My relief turned to stress when I assessed my situation. I was about to drive the diesel pickup that belongs to my girlfriend’s parents whom I’d just met two days before. If that wasn’t stressful enough, I would also be pulling the trailer her mom uses to haul the goats she raises – which is what she loves to do. Plus, I would be starting from a dead stop and pulling the trailer up-hill through the mud that lay beneath a foot and a half of water. I swallowed hard and turned the key.
Once the engine started up, I flipped on the four wheel drive. With my heart pounding I pushed on the accelerator. The truck easily climbed the smaill hill, but that put the trailer in the deepest part of the water. I kept my foot on the pedal. The front tires of the pickup reached the road, but the trailer was still too close to the other trailers to start making the turn. I kept going. The front tires reached the middle of the road. At this point I had to turn. The rain had left another pond on the other side of the road. Although I had achieved enough clearance to make the turn without hitting the other trailers, the trailer I was hauling still sat low in the water. I could not turn with the four wheel drive engaged. I had to stop and hope two wheel drive would be enough to pull the trailer out. I stopped, disengaged four wheel drive, and took a deep breath.
As pushed on the accelerator, the wheels slipped for a fraction of a second, then the friction took hold and the truck pulled the trailer from the water. As I pulled the rig around to the other side of the arena, the sun came out. I found a place to park and went back inside.
We’re All Stars Now, in the Goat Show

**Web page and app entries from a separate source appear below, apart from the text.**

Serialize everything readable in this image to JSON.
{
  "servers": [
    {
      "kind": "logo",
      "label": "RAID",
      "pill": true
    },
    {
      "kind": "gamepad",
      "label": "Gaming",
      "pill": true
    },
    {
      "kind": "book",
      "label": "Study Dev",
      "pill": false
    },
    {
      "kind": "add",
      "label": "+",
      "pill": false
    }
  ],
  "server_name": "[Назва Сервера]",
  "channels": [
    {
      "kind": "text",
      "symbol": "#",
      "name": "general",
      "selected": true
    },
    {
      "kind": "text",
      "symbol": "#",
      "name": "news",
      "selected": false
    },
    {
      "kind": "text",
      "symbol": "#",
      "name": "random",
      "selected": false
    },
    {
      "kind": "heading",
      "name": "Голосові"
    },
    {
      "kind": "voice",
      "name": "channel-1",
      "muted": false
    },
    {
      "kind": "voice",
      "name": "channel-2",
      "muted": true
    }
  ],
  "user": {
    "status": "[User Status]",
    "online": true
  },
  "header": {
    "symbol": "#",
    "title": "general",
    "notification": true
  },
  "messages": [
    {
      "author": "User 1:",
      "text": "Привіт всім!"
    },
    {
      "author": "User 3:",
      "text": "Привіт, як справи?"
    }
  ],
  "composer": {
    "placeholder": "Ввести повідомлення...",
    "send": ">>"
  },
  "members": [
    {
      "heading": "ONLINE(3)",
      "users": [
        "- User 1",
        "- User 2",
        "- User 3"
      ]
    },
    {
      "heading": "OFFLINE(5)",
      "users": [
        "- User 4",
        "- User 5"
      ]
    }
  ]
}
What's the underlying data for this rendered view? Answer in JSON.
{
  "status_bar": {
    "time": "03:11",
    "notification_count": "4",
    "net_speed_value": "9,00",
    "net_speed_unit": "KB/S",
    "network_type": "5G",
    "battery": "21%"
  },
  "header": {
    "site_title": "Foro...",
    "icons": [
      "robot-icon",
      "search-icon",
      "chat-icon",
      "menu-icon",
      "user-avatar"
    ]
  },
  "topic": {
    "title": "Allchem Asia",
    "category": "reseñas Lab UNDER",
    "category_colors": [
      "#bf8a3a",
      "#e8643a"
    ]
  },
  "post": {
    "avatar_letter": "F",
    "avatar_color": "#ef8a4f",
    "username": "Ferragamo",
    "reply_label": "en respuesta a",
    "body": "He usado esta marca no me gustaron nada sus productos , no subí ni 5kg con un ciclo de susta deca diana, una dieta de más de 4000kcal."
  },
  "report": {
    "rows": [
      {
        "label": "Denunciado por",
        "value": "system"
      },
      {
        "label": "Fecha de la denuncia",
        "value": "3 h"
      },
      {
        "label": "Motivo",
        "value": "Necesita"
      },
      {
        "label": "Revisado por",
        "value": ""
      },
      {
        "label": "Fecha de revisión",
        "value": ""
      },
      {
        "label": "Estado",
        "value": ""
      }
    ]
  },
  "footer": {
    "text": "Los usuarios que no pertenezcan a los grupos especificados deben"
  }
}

We were able to take out all the goats and the gear through a small door near the dry side of the arena. The sun warmed the moist air, adding a hot, muggy atmosphere to an already labor intensive afternoon. By the time we were finished I was exhausted.
After a brief stop for a bite to eat, we were back on the road to Hillsdale.
The rest of the trip was fairly uneventful. We spent another night at the ranch outside Hillsdale and then drove home on Monday.
As we drove, I thought about all the work we did to take care of the goats. It was hard, but I look back on it fondly. I actually really enjoyed it. The goats were fun to be around. The people were friendly. The labor provided good exercise. With as much energy as it took, I don’t think it’s something I would want to take on daily, but for a weekend, it was a great experience.
My experience with the goats reminded me of when I was a kid helping my dad take care of our horses, Stormy and Cinnamon. That was also hard, dirty work, although I don’t recall enjoying it as much. I wonder if I would have enjoyed the horses more if I had only been more mature at the time, but that’s a story for the next post.
Thanks for reading.